**What to do:** Among the records that follow, find each line holding the word "Files" and copy it.
Start of Dataset extract
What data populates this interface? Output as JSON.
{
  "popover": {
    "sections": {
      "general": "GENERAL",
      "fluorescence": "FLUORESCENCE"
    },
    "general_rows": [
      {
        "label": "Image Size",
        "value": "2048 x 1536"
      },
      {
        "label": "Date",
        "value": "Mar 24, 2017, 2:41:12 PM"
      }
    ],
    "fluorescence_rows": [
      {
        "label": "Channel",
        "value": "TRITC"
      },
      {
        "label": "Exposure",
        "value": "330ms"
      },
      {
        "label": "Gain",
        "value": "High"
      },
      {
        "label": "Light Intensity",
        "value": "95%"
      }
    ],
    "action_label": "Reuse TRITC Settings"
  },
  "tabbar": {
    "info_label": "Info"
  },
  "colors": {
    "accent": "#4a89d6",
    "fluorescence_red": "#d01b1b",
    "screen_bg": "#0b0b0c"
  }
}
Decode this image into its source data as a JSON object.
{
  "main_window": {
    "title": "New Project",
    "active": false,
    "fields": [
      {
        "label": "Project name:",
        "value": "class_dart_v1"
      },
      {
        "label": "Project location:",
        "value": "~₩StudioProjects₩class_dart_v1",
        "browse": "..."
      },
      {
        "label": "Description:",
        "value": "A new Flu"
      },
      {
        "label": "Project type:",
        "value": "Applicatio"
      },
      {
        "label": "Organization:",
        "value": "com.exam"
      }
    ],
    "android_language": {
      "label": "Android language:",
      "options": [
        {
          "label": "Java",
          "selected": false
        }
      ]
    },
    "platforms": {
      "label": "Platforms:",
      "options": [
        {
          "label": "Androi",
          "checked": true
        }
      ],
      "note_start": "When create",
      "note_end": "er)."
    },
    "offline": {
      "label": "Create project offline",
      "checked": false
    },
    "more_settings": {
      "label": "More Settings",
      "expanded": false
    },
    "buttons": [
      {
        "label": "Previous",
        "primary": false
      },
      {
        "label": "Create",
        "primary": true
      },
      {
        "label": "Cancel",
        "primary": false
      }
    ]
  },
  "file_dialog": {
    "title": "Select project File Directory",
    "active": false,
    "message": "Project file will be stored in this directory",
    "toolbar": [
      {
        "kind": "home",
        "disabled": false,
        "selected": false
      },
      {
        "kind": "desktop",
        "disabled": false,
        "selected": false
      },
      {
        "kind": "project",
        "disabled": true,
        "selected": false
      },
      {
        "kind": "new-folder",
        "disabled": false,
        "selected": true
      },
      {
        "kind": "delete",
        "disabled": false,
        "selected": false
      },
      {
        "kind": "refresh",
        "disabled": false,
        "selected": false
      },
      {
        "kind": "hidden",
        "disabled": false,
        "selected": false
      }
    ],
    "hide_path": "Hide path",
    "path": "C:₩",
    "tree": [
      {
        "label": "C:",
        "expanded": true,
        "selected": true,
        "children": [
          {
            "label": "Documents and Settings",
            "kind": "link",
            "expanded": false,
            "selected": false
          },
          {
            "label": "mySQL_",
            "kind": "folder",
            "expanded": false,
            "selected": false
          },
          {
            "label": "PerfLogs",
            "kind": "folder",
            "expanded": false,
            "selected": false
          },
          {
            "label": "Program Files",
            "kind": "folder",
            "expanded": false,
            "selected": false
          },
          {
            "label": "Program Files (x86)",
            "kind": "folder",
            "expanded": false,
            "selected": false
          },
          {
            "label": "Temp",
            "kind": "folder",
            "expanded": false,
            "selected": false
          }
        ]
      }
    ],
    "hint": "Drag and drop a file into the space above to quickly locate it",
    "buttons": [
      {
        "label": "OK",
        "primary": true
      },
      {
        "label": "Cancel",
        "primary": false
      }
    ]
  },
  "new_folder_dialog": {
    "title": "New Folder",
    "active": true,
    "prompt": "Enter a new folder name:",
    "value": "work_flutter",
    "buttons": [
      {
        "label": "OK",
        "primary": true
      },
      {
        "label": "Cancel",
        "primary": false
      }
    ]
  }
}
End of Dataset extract
**Completed task:**
            "label": "Program Files",
            "label": "Program Files (x86)",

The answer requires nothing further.